TASK TO COMPLETE:
Every entry below has to appear again in your reply, word for word, but no picture may.

MATERIAL PROVIDED:
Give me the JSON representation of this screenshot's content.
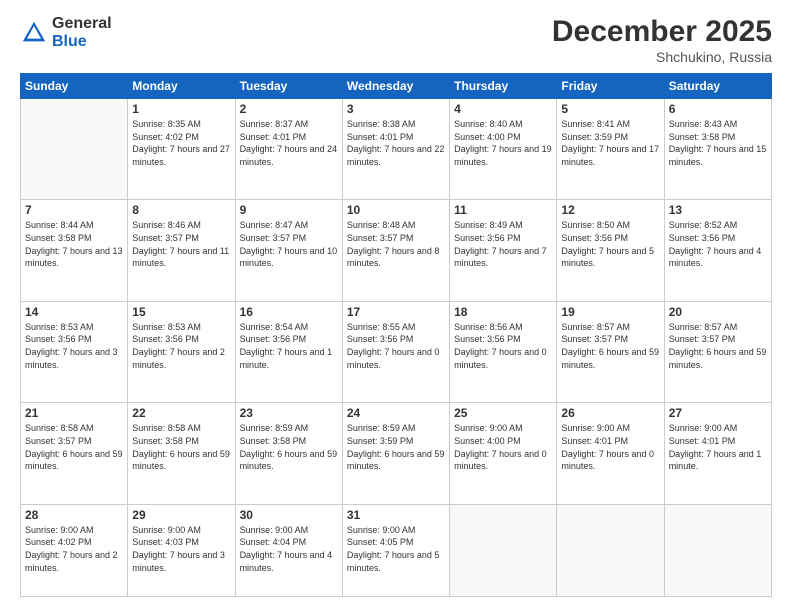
{
  "logo": {
    "general": "General",
    "blue": "Blue"
  },
  "title": "December 2025",
  "location": "Shchukino, Russia",
  "headers": [
    "Sunday",
    "Monday",
    "Tuesday",
    "Wednesday",
    "Thursday",
    "Friday",
    "Saturday"
  ],
  "weeks": [
    [
      {
        "day": "",
        "sunrise": "",
        "sunset": "",
        "daylight": ""
      },
      {
        "day": "1",
        "sunrise": "Sunrise: 8:35 AM",
        "sunset": "Sunset: 4:02 PM",
        "daylight": "Daylight: 7 hours and 27 minutes."
      },
      {
        "day": "2",
        "sunrise": "Sunrise: 8:37 AM",
        "sunset": "Sunset: 4:01 PM",
        "daylight": "Daylight: 7 hours and 24 minutes."
      },
      {
        "day": "3",
        "sunrise": "Sunrise: 8:38 AM",
        "sunset": "Sunset: 4:01 PM",
        "daylight": "Daylight: 7 hours and 22 minutes."
      },
      {
        "day": "4",
        "sunrise": "Sunrise: 8:40 AM",
        "sunset": "Sunset: 4:00 PM",
        "daylight": "Daylight: 7 hours and 19 minutes."
      },
      {
        "day": "5",
        "sunrise": "Sunrise: 8:41 AM",
        "sunset": "Sunset: 3:59 PM",
        "daylight": "Daylight: 7 hours and 17 minutes."
      },
      {
        "day": "6",
        "sunrise": "Sunrise: 8:43 AM",
        "sunset": "Sunset: 3:58 PM",
        "daylight": "Daylight: 7 hours and 15 minutes."
      }
    ],
    [
      {
        "day": "7",
        "sunrise": "Sunrise: 8:44 AM",
        "sunset": "Sunset: 3:58 PM",
        "daylight": "Daylight: 7 hours and 13 minutes."
      },
      {
        "day": "8",
        "sunrise": "Sunrise: 8:46 AM",
        "sunset": "Sunset: 3:57 PM",
        "daylight": "Daylight: 7 hours and 11 minutes."
      },
      {
        "day": "9",
        "sunrise": "Sunrise: 8:47 AM",
        "sunset": "Sunset: 3:57 PM",
        "daylight": "Daylight: 7 hours and 10 minutes."
      },
      {
        "day": "10",
        "sunrise": "Sunrise: 8:48 AM",
        "sunset": "Sunset: 3:57 PM",
        "daylight": "Daylight: 7 hours and 8 minutes."
      },
      {
        "day": "11",
        "sunrise": "Sunrise: 8:49 AM",
        "sunset": "Sunset: 3:56 PM",
        "daylight": "Daylight: 7 hours and 7 minutes."
      },
      {
        "day": "12",
        "sunrise": "Sunrise: 8:50 AM",
        "sunset": "Sunset: 3:56 PM",
        "daylight": "Daylight: 7 hours and 5 minutes."
      },
      {
        "day": "13",
        "sunrise": "Sunrise: 8:52 AM",
        "sunset": "Sunset: 3:56 PM",
        "daylight": "Daylight: 7 hours and 4 minutes."
      }
    ],
    [
      {
        "day": "14",
        "sunrise": "Sunrise: 8:53 AM",
        "sunset": "Sunset: 3:56 PM",
        "daylight": "Daylight: 7 hours and 3 minutes."
      },
      {
        "day": "15",
        "sunrise": "Sunrise: 8:53 AM",
        "sunset": "Sunset: 3:56 PM",
        "daylight": "Daylight: 7 hours and 2 minutes."
      },
      {
        "day": "16",
        "sunrise": "Sunrise: 8:54 AM",
        "sunset": "Sunset: 3:56 PM",
        "daylight": "Daylight: 7 hours and 1 minute."
      },
      {
        "day": "17",
        "sunrise": "Sunrise: 8:55 AM",
        "sunset": "Sunset: 3:56 PM",
        "daylight": "Daylight: 7 hours and 0 minutes."
      },
      {
        "day": "18",
        "sunrise": "Sunrise: 8:56 AM",
        "sunset": "Sunset: 3:56 PM",
        "daylight": "Daylight: 7 hours and 0 minutes."
      },
      {
        "day": "19",
        "sunrise": "Sunrise: 8:57 AM",
        "sunset": "Sunset: 3:57 PM",
        "daylight": "Daylight: 6 hours and 59 minutes."
      },
      {
        "day": "20",
        "sunrise": "Sunrise: 8:57 AM",
        "sunset": "Sunset: 3:57 PM",
        "daylight": "Daylight: 6 hours and 59 minutes."
      }
    ],
    [
      {
        "day": "21",
        "sunrise": "Sunrise: 8:58 AM",
        "sunset": "Sunset: 3:57 PM",
        "daylight": "Daylight: 6 hours and 59 minutes."
      },
      {
        "day": "22",
        "sunrise": "Sunrise: 8:58 AM",
        "sunset": "Sunset: 3:58 PM",
        "daylight": "Daylight: 6 hours and 59 minutes."
      },
      {
        "day": "23",
        "sunrise": "Sunrise: 8:59 AM",
        "sunset": "Sunset: 3:58 PM",
        "daylight": "Daylight: 6 hours and 59 minutes."
      },
      {
        "day": "24",
        "sunrise": "Sunrise: 8:59 AM",
        "sunset": "Sunset: 3:59 PM",
        "daylight": "Daylight: 6 hours and 59 minutes."
      },
      {
        "day": "25",
        "sunrise": "Sunrise: 9:00 AM",
        "sunset": "Sunset: 4:00 PM",
        "daylight": "Daylight: 7 hours and 0 minutes."
      },
      {
        "day": "26",
        "sunrise": "Sunrise: 9:00 AM",
        "sunset": "Sunset: 4:01 PM",
        "daylight": "Daylight: 7 hours and 0 minutes."
      },
      {
        "day": "27",
        "sunrise": "Sunrise: 9:00 AM",
        "sunset": "Sunset: 4:01 PM",
        "daylight": "Daylight: 7 hours and 1 minute."
      }
    ],
    [
      {
        "day": "28",
        "sunrise": "Sunrise: 9:00 AM",
        "sunset": "Sunset: 4:02 PM",
        "daylight": "Daylight: 7 hours and 2 minutes."
      },
      {
        "day": "29",
        "sunrise": "Sunrise: 9:00 AM",
        "sunset": "Sunset: 4:03 PM",
        "daylight": "Daylight: 7 hours and 3 minutes."
      },
      {
        "day": "30",
        "sunrise": "Sunrise: 9:00 AM",
        "sunset": "Sunset: 4:04 PM",
        "daylight": "Daylight: 7 hours and 4 minutes."
      },
      {
        "day": "31",
        "sunrise": "Sunrise: 9:00 AM",
        "sunset": "Sunset: 4:05 PM",
        "daylight": "Daylight: 7 hours and 5 minutes."
      },
      {
        "day": "",
        "sunrise": "",
        "sunset": "",
        "daylight": ""
      },
      {
        "day": "",
        "sunrise": "",
        "sunset": "",
        "daylight": ""
      },
      {
        "day": "",
        "sunrise": "",
        "sunset": "",
        "daylight": ""
      }
    ]
  ]
}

YOUR SOLUTION:
Give me the JSON representation of this screenshot's content.
{
  "logo": {
    "general": "General",
    "blue": "Blue"
  },
  "title": "December 2025",
  "location": "Shchukino, Russia",
  "headers": [
    "Sunday",
    "Monday",
    "Tuesday",
    "Wednesday",
    "Thursday",
    "Friday",
    "Saturday"
  ],
  "weeks": [
    [
      {
        "day": "",
        "sunrise": "",
        "sunset": "",
        "daylight": ""
      },
      {
        "day": "1",
        "sunrise": "Sunrise: 8:35 AM",
        "sunset": "Sunset: 4:02 PM",
        "daylight": "Daylight: 7 hours and 27 minutes."
      },
      {
        "day": "2",
        "sunrise": "Sunrise: 8:37 AM",
        "sunset": "Sunset: 4:01 PM",
        "daylight": "Daylight: 7 hours and 24 minutes."
      },
      {
        "day": "3",
        "sunrise": "Sunrise: 8:38 AM",
        "sunset": "Sunset: 4:01 PM",
        "daylight": "Daylight: 7 hours and 22 minutes."
      },
      {
        "day": "4",
        "sunrise": "Sunrise: 8:40 AM",
        "sunset": "Sunset: 4:00 PM",
        "daylight": "Daylight: 7 hours and 19 minutes."
      },
      {
        "day": "5",
        "sunrise": "Sunrise: 8:41 AM",
        "sunset": "Sunset: 3:59 PM",
        "daylight": "Daylight: 7 hours and 17 minutes."
      },
      {
        "day": "6",
        "sunrise": "Sunrise: 8:43 AM",
        "sunset": "Sunset: 3:58 PM",
        "daylight": "Daylight: 7 hours and 15 minutes."
      }
    ],
    [
      {
        "day": "7",
        "sunrise": "Sunrise: 8:44 AM",
        "sunset": "Sunset: 3:58 PM",
        "daylight": "Daylight: 7 hours and 13 minutes."
      },
      {
        "day": "8",
        "sunrise": "Sunrise: 8:46 AM",
        "sunset": "Sunset: 3:57 PM",
        "daylight": "Daylight: 7 hours and 11 minutes."
      },
      {
        "day": "9",
        "sunrise": "Sunrise: 8:47 AM",
        "sunset": "Sunset: 3:57 PM",
        "daylight": "Daylight: 7 hours and 10 minutes."
      },
      {
        "day": "10",
        "sunrise": "Sunrise: 8:48 AM",
        "sunset": "Sunset: 3:57 PM",
        "daylight": "Daylight: 7 hours and 8 minutes."
      },
      {
        "day": "11",
        "sunrise": "Sunrise: 8:49 AM",
        "sunset": "Sunset: 3:56 PM",
        "daylight": "Daylight: 7 hours and 7 minutes."
      },
      {
        "day": "12",
        "sunrise": "Sunrise: 8:50 AM",
        "sunset": "Sunset: 3:56 PM",
        "daylight": "Daylight: 7 hours and 5 minutes."
      },
      {
        "day": "13",
        "sunrise": "Sunrise: 8:52 AM",
        "sunset": "Sunset: 3:56 PM",
        "daylight": "Daylight: 7 hours and 4 minutes."
      }
    ],
    [
      {
        "day": "14",
        "sunrise": "Sunrise: 8:53 AM",
        "sunset": "Sunset: 3:56 PM",
        "daylight": "Daylight: 7 hours and 3 minutes."
      },
      {
        "day": "15",
        "sunrise": "Sunrise: 8:53 AM",
        "sunset": "Sunset: 3:56 PM",
        "daylight": "Daylight: 7 hours and 2 minutes."
      },
      {
        "day": "16",
        "sunrise": "Sunrise: 8:54 AM",
        "sunset": "Sunset: 3:56 PM",
        "daylight": "Daylight: 7 hours and 1 minute."
      },
      {
        "day": "17",
        "sunrise": "Sunrise: 8:55 AM",
        "sunset": "Sunset: 3:56 PM",
        "daylight": "Daylight: 7 hours and 0 minutes."
      },
      {
        "day": "18",
        "sunrise": "Sunrise: 8:56 AM",
        "sunset": "Sunset: 3:56 PM",
        "daylight": "Daylight: 7 hours and 0 minutes."
      },
      {
        "day": "19",
        "sunrise": "Sunrise: 8:57 AM",
        "sunset": "Sunset: 3:57 PM",
        "daylight": "Daylight: 6 hours and 59 minutes."
      },
      {
        "day": "20",
        "sunrise": "Sunrise: 8:57 AM",
        "sunset": "Sunset: 3:57 PM",
        "daylight": "Daylight: 6 hours and 59 minutes."
      }
    ],
    [
      {
        "day": "21",
        "sunrise": "Sunrise: 8:58 AM",
        "sunset": "Sunset: 3:57 PM",
        "daylight": "Daylight: 6 hours and 59 minutes."
      },
      {
        "day": "22",
        "sunrise": "Sunrise: 8:58 AM",
        "sunset": "Sunset: 3:58 PM",
        "daylight": "Daylight: 6 hours and 59 minutes."
      },
      {
        "day": "23",
        "sunrise": "Sunrise: 8:59 AM",
        "sunset": "Sunset: 3:58 PM",
        "daylight": "Daylight: 6 hours and 59 minutes."
      },
      {
        "day": "24",
        "sunrise": "Sunrise: 8:59 AM",
        "sunset": "Sunset: 3:59 PM",
        "daylight": "Daylight: 6 hours and 59 minutes."
      },
      {
        "day": "25",
        "sunrise": "Sunrise: 9:00 AM",
        "sunset": "Sunset: 4:00 PM",
        "daylight": "Daylight: 7 hours and 0 minutes."
      },
      {
        "day": "26",
        "sunrise": "Sunrise: 9:00 AM",
        "sunset": "Sunset: 4:01 PM",
        "daylight": "Daylight: 7 hours and 0 minutes."
      },
      {
        "day": "27",
        "sunrise": "Sunrise: 9:00 AM",
        "sunset": "Sunset: 4:01 PM",
        "daylight": "Daylight: 7 hours and 1 minute."
      }
    ],
    [
      {
        "day": "28",
        "sunrise": "Sunrise: 9:00 AM",
        "sunset": "Sunset: 4:02 PM",
        "daylight": "Daylight: 7 hours and 2 minutes."
      },
      {
        "day": "29",
        "sunrise": "Sunrise: 9:00 AM",
        "sunset": "Sunset: 4:03 PM",
        "daylight": "Daylight: 7 hours and 3 minutes."
      },
      {
        "day": "30",
        "sunrise": "Sunrise: 9:00 AM",
        "sunset": "Sunset: 4:04 PM",
        "daylight": "Daylight: 7 hours and 4 minutes."
      },
      {
        "day": "31",
        "sunrise": "Sunrise: 9:00 AM",
        "sunset": "Sunset: 4:05 PM",
        "daylight": "Daylight: 7 hours and 5 minutes."
      },
      {
        "day": "",
        "sunrise": "",
        "sunset": "",
        "daylight": ""
      },
      {
        "day": "",
        "sunrise": "",
        "sunset": "",
        "daylight": ""
      },
      {
        "day": "",
        "sunrise": "",
        "sunset": "",
        "daylight": ""
      }
    ]
  ]
}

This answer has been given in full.